It seems like the nights that are the most miserable wind up being the most memorable, and that’s what concerns me these days. Roughing it on the road has become increasingly gentrified. Granted, I’ve never slept on rocky ground with my head on a horse saddle, but all of my time as an outdoor dirtbag has been spent in some beat-up rides. First, there was my 1973 Ford Pinto station wagon. Next came the Ford Capri—my first duck-hunting vehicle, to which we strapped a 16-foot canoe to the hood—that I bought for $350 and sold for salvage metal a few years later. Since then, I’ve spent countless nights in my current succession of Hotel Silverados. That’s a far cry from the onboard juicer and fairy-lights fetishism of today’s #vanlife crowds. If he were alive and kicking today, Jack Kerouac wouldn’t be caught dead smoking a blueberry e-cig in a glorified $80,000 VW van.

And sometimes the rough bivvies pay the biggest dividends. On my first trip out West, just after college graduation, my buddy Bill Leonard and I stuffed his Datsun b210 hatchback full of a month’s worth of camping gear and blasted out of Greensboro, North Carolina.

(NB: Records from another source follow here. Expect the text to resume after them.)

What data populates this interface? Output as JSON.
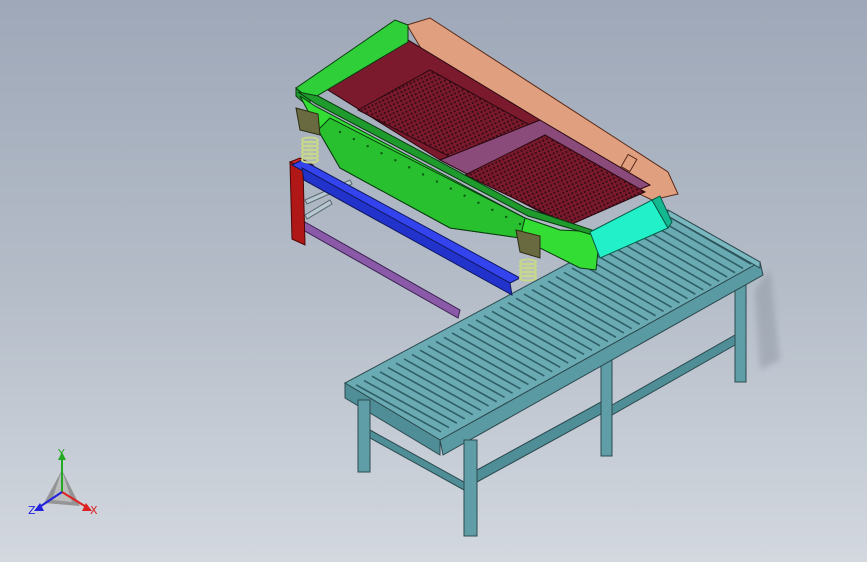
{
  "viewport": {
    "background_top": "#9ea8b8",
    "background_bottom": "#d3d8df"
  },
  "model": {
    "parts": [
      "roller-conveyor",
      "vibrating-screen",
      "support-frame",
      "springs"
    ],
    "colors": {
      "conveyor": "#5f9ea6",
      "conveyor_dark": "#3f7b84",
      "screen_body": "#33dd33",
      "screen_dark": "#1f9a2c",
      "side_panel": "#e0a080",
      "deck": "#7a1a2c",
      "deck_mesh": "#3a0c18",
      "lower_deck": "#8a4a7a",
      "outlet": "#22f0c8",
      "frame_red": "#b01818",
      "frame_blue": "#2233dd",
      "frame_purple": "#8a5aa8",
      "spring": "#c8d88a"
    }
  },
  "triad": {
    "x_label": "X",
    "y_label": "Y",
    "z_label": "Z",
    "x_color": "#dd2222",
    "y_color": "#22aa22",
    "z_color": "#2222dd"
  }
}
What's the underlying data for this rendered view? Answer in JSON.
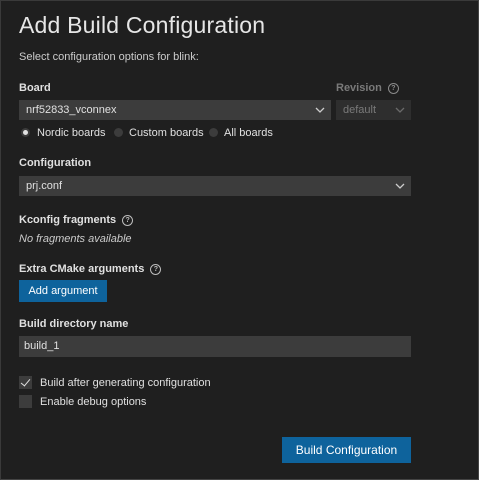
{
  "title": "Add Build Configuration",
  "subtitle": "Select configuration options for blink:",
  "board": {
    "label": "Board",
    "value": "nrf52833_vconnex",
    "options": [
      {
        "label": "Nordic boards",
        "checked": true
      },
      {
        "label": "Custom boards",
        "checked": false
      },
      {
        "label": "All boards",
        "checked": false
      }
    ]
  },
  "revision": {
    "label": "Revision",
    "value": "default",
    "help_icon": "?"
  },
  "configuration": {
    "label": "Configuration",
    "value": "prj.conf"
  },
  "kconfig": {
    "label": "Kconfig fragments",
    "help_icon": "?",
    "empty_text": "No fragments available"
  },
  "cmake": {
    "label": "Extra CMake arguments",
    "help_icon": "?",
    "add_button": "Add argument"
  },
  "build_dir": {
    "label": "Build directory name",
    "value": "build_1"
  },
  "checkboxes": [
    {
      "label": "Build after generating configuration",
      "checked": true
    },
    {
      "label": "Enable debug options",
      "checked": false
    }
  ],
  "submit_button": "Build Configuration",
  "colors": {
    "accent": "#0e639c",
    "background": "#1f1f1f",
    "input": "#3c3c3c"
  }
}
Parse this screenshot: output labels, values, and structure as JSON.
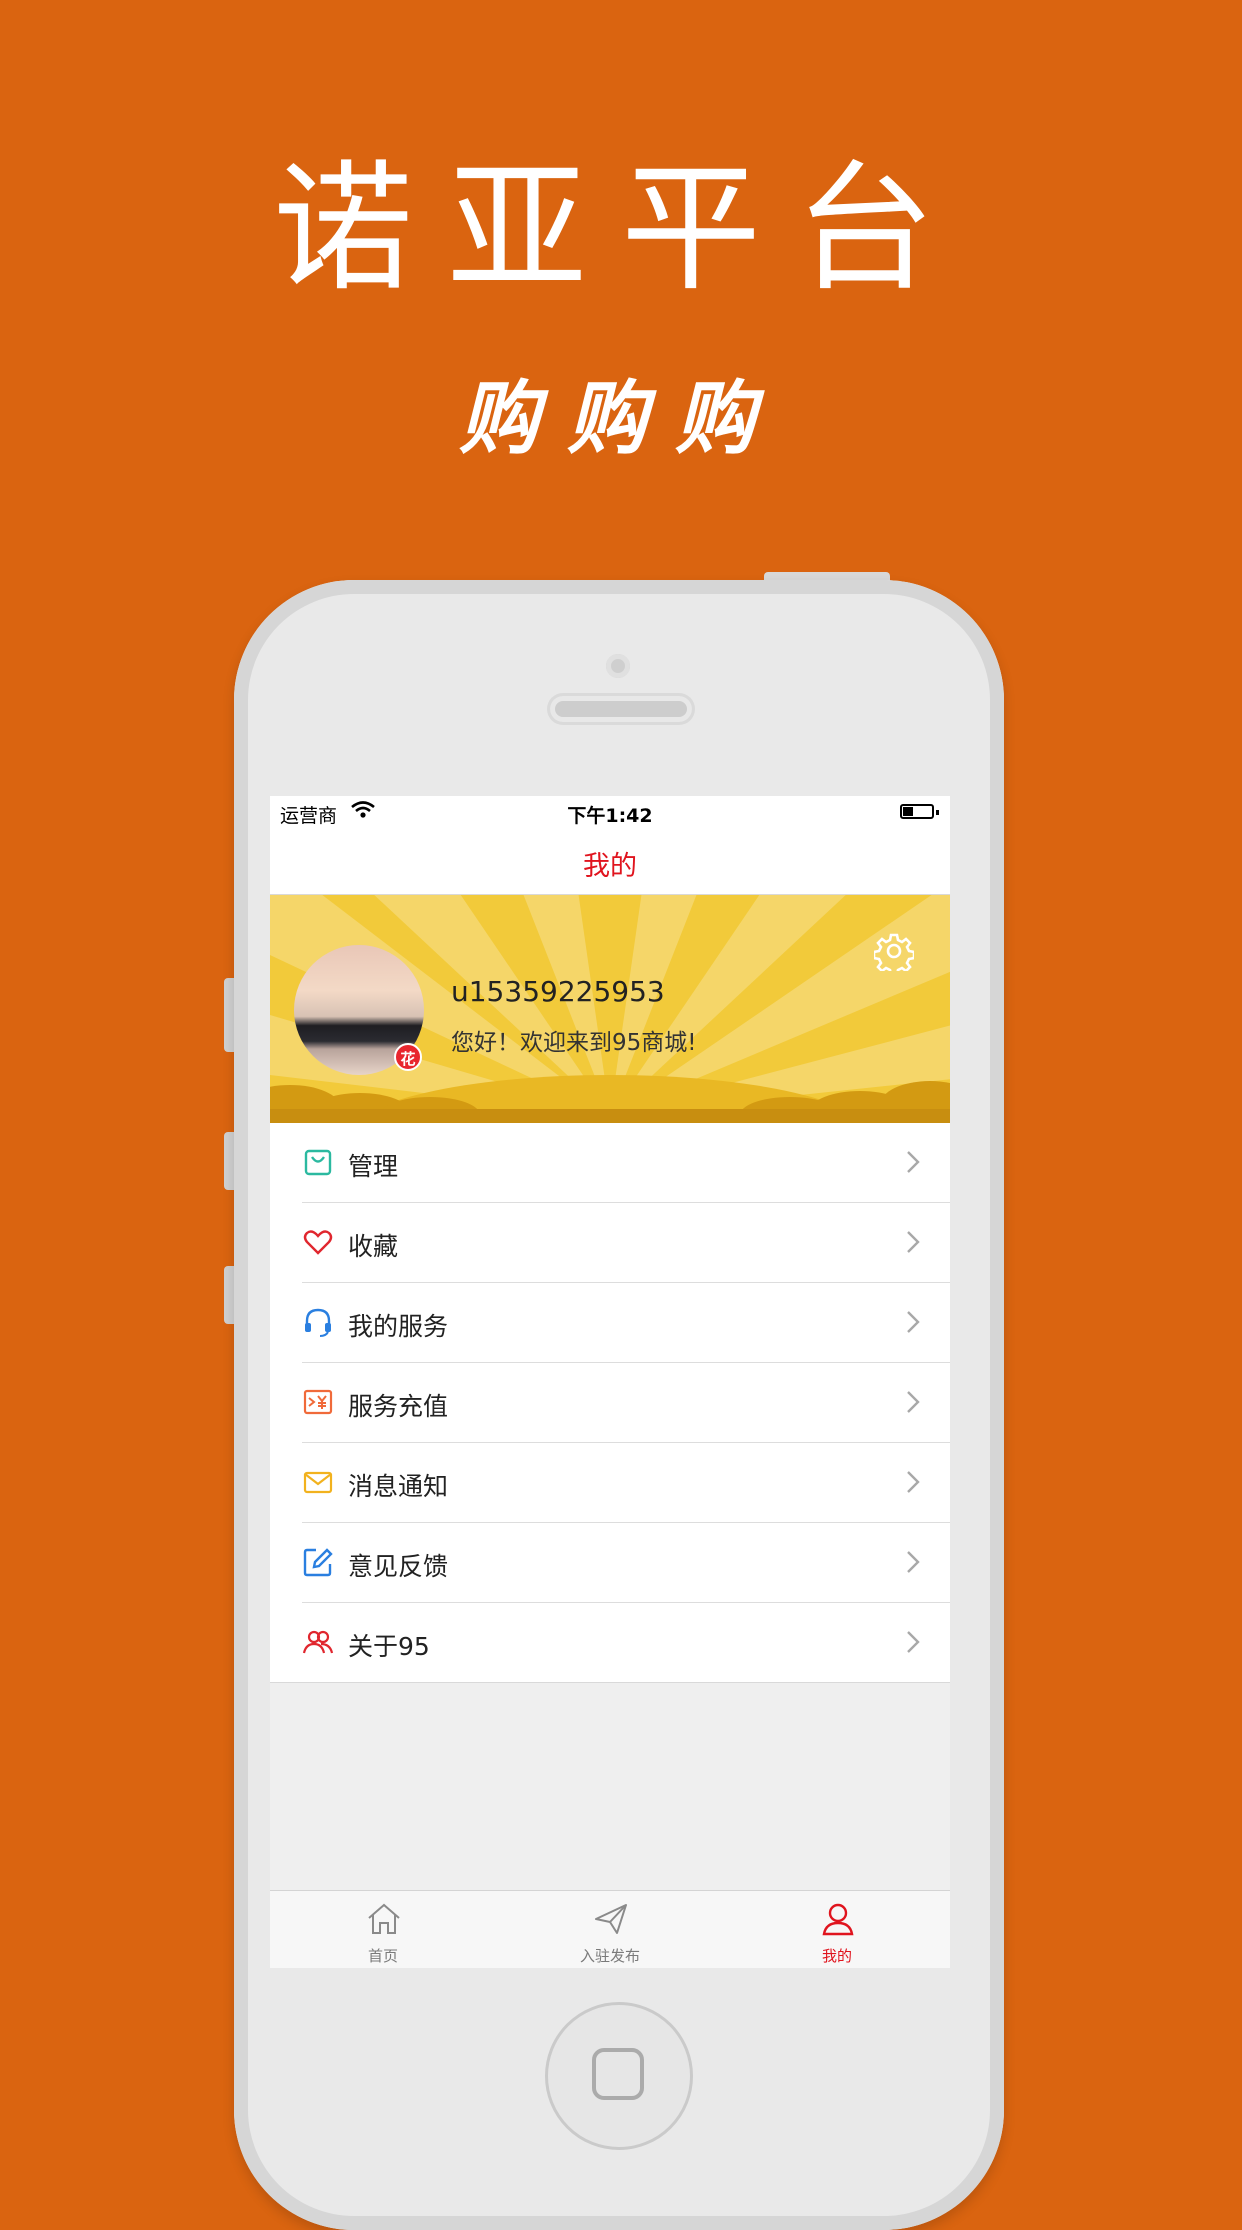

We crashed at a friend’s apartment in Memphis the first night, then drove nonstop 18 hours and 1,000 miles across Arkansas, Oklahoma, the Texas Panhandle, and New Mexico, to just over the Arizona state line. Exhausted, we pulled off the interstate onto a service road and stashed the car behind a billboard, just like we’d seen in cartoons. We rolled our sleeping bags out on the bare ground and fell asleep with 18-wheelers groaning in our ears. I woke up spooning with the Datsun’s rear tire. My vertebrae felt like they’d rusted together. But when I sat up, the plains around us were speckled like the flanks of a trout with pronghorn antelope all the way to the low rise of hills to the west.

I had no firm idea where I really was, and I had an awful crick in my neck. But I leaned against that car with the deep satisfaction that comes from pushing down the road till the skies run out of light and your body runs out of gas. I watched the pronghorns, and I knew I had arrived.

Gear Tip: All the Range

Vortex Fury HD 5000 Rangefinding Binoculars
Vortex Fury HD 5000 Rangefinding BinocularsVortex Optics

At this time of year, you shouldn't walk out of your house without a pair of binoculars and a rangefinder. Or, if you want to simplify things by throwing money at the problem, the new Vortex Fury HD 5000 rangefinding binoculars ($1,599). The newest Vortex glass ranges out to an incredible 5,000 yards and includes a scan function with which you can actively pan a scene for a continuously updated range reading. It's useful for dialing in on small targets.